Input records Block Start

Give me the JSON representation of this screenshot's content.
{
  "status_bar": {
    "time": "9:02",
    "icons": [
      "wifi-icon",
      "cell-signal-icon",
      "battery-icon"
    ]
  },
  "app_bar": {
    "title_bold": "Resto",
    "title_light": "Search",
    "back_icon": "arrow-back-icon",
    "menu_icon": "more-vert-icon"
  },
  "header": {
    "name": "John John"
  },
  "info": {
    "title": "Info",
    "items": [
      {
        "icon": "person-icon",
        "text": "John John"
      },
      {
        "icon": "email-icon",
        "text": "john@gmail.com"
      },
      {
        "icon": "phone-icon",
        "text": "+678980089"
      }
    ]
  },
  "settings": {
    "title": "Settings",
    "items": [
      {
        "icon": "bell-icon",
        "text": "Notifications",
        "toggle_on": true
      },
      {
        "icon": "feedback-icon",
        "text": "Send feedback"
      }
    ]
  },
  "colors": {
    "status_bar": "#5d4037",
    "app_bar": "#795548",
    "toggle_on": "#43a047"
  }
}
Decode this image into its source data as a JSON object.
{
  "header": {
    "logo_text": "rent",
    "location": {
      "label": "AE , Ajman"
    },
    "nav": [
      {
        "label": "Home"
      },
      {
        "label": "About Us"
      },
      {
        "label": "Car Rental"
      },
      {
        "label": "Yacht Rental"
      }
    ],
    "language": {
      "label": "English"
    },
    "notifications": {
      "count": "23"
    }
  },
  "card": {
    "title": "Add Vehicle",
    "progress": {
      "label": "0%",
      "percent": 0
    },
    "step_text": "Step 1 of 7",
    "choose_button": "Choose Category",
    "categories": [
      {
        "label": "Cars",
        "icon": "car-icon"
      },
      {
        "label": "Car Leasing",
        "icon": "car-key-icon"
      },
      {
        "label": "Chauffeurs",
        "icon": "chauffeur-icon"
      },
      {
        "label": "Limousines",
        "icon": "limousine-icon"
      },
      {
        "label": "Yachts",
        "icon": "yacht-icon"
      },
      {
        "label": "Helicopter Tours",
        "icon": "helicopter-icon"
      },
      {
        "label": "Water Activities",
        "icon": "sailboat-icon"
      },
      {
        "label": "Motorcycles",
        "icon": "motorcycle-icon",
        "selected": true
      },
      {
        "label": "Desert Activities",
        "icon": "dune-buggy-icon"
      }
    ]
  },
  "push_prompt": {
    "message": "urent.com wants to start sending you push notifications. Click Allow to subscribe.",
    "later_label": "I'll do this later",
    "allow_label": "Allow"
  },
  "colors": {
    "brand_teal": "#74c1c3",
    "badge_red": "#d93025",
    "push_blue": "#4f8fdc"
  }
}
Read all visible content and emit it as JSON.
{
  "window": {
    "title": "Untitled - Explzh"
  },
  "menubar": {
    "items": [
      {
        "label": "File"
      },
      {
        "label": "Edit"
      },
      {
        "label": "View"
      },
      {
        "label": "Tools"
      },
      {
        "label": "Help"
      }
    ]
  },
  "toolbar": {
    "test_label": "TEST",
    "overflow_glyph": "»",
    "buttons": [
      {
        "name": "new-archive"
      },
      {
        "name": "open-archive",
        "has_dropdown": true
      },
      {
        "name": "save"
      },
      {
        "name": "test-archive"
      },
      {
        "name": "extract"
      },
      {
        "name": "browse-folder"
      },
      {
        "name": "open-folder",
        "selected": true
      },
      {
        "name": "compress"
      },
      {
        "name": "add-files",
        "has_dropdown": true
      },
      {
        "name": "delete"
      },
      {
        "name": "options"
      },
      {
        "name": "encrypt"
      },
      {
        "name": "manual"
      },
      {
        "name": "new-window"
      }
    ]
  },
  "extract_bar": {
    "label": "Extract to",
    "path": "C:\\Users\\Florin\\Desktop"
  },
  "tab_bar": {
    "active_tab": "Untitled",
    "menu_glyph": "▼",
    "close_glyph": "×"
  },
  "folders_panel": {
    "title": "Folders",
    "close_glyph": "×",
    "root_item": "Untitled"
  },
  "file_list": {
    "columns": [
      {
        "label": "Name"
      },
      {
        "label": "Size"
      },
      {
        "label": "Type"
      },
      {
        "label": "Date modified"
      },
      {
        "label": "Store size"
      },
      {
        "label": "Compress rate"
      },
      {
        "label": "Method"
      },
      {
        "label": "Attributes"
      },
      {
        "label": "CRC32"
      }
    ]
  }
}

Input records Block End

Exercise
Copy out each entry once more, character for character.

Response to the exercise
Give me the JSON representation of this screenshot's content.
{
  "status_bar": {
    "time": "9:02",
    "icons": [
      "wifi-icon",
      "cell-signal-icon",
      "battery-icon"
    ]
  },
  "app_bar": {
    "title_bold": "Resto",
    "title_light": "Search",
    "back_icon": "arrow-back-icon",
    "menu_icon": "more-vert-icon"
  },
  "header": {
    "name": "John John"
  },
  "info": {
    "title": "Info",
    "items": [
      {
        "icon": "person-icon",
        "text": "John John"
      },
      {
        "icon": "email-icon",
        "text": "john@gmail.com"
      },
      {
        "icon": "phone-icon",
        "text": "+678980089"
      }
    ]
  },
  "settings": {
    "title": "Settings",
    "items": [
      {
        "icon": "bell-icon",
        "text": "Notifications",
        "toggle_on": true
      },
      {
        "icon": "feedback-icon",
        "text": "Send feedback"
      }
    ]
  },
  "colors": {
    "status_bar": "#5d4037",
    "app_bar": "#795548",
    "toggle_on": "#43a047"
  }
}
Decode this image into its source data as a JSON object.
{
  "header": {
    "logo_text": "rent",
    "location": {
      "label": "AE , Ajman"
    },
    "nav": [
      {
        "label": "Home"
      },
      {
        "label": "About Us"
      },
      {
        "label": "Car Rental"
      },
      {
        "label": "Yacht Rental"
      }
    ],
    "language": {
      "label": "English"
    },
    "notifications": {
      "count": "23"
    }
  },
  "card": {
    "title": "Add Vehicle",
    "progress": {
      "label": "0%",
      "percent": 0
    },
    "step_text": "Step 1 of 7",
    "choose_button": "Choose Category",
    "categories": [
      {
        "label": "Cars",
        "icon": "car-icon"
      },
      {
        "label": "Car Leasing",
        "icon": "car-key-icon"
      },
      {
        "label": "Chauffeurs",
        "icon": "chauffeur-icon"
      },
      {
        "label": "Limousines",
        "icon": "limousine-icon"
      },
      {
        "label": "Yachts",
        "icon": "yacht-icon"
      },
      {
        "label": "Helicopter Tours",
        "icon": "helicopter-icon"
      },
      {
        "label": "Water Activities",
        "icon": "sailboat-icon"
      },
      {
        "label": "Motorcycles",
        "icon": "motorcycle-icon",
        "selected": true
      },
      {
        "label": "Desert Activities",
        "icon": "dune-buggy-icon"
      }
    ]
  },
  "push_prompt": {
    "message": "urent.com wants to start sending you push notifications. Click Allow to subscribe.",
    "later_label": "I'll do this later",
    "allow_label": "Allow"
  },
  "colors": {
    "brand_teal": "#74c1c3",
    "badge_red": "#d93025",
    "push_blue": "#4f8fdc"
  }
}
Read all visible content and emit it as JSON.
{
  "window": {
    "title": "Untitled - Explzh"
  },
  "menubar": {
    "items": [
      {
        "label": "File"
      },
      {
        "label": "Edit"
      },
      {
        "label": "View"
      },
      {
        "label": "Tools"
      },
      {
        "label": "Help"
      }
    ]
  },
  "toolbar": {
    "test_label": "TEST",
    "overflow_glyph": "»",
    "buttons": [
      {
        "name": "new-archive"
      },
      {
        "name": "open-archive",
        "has_dropdown": true
      },
      {
        "name": "save"
      },
      {
        "name": "test-archive"
      },
      {
        "name": "extract"
      },
      {
        "name": "browse-folder"
      },
      {
        "name": "open-folder",
        "selected": true
      },
      {
        "name": "compress"
      },
      {
        "name": "add-files",
        "has_dropdown": true
      },
      {
        "name": "delete"
      },
      {
        "name": "options"
      },
      {
        "name": "encrypt"
      },
      {
        "name": "manual"
      },
      {
        "name": "new-window"
      }
    ]
  },
  "extract_bar": {
    "label": "Extract to",
    "path": "C:\\Users\\Florin\\Desktop"
  },
  "tab_bar": {
    "active_tab": "Untitled",
    "menu_glyph": "▼",
    "close_glyph": "×"
  },
  "folders_panel": {
    "title": "Folders",
    "close_glyph": "×",
    "root_item": "Untitled"
  },
  "file_list": {
    "columns": [
      {
        "label": "Name"
      },
      {
        "label": "Size"
      },
      {
        "label": "Type"
      },
      {
        "label": "Date modified"
      },
      {
        "label": "Store size"
      },
      {
        "label": "Compress rate"
      },
      {
        "label": "Method"
      },
      {
        "label": "Attributes"
      },
      {
        "label": "CRC32"
      }
    ]
  }
}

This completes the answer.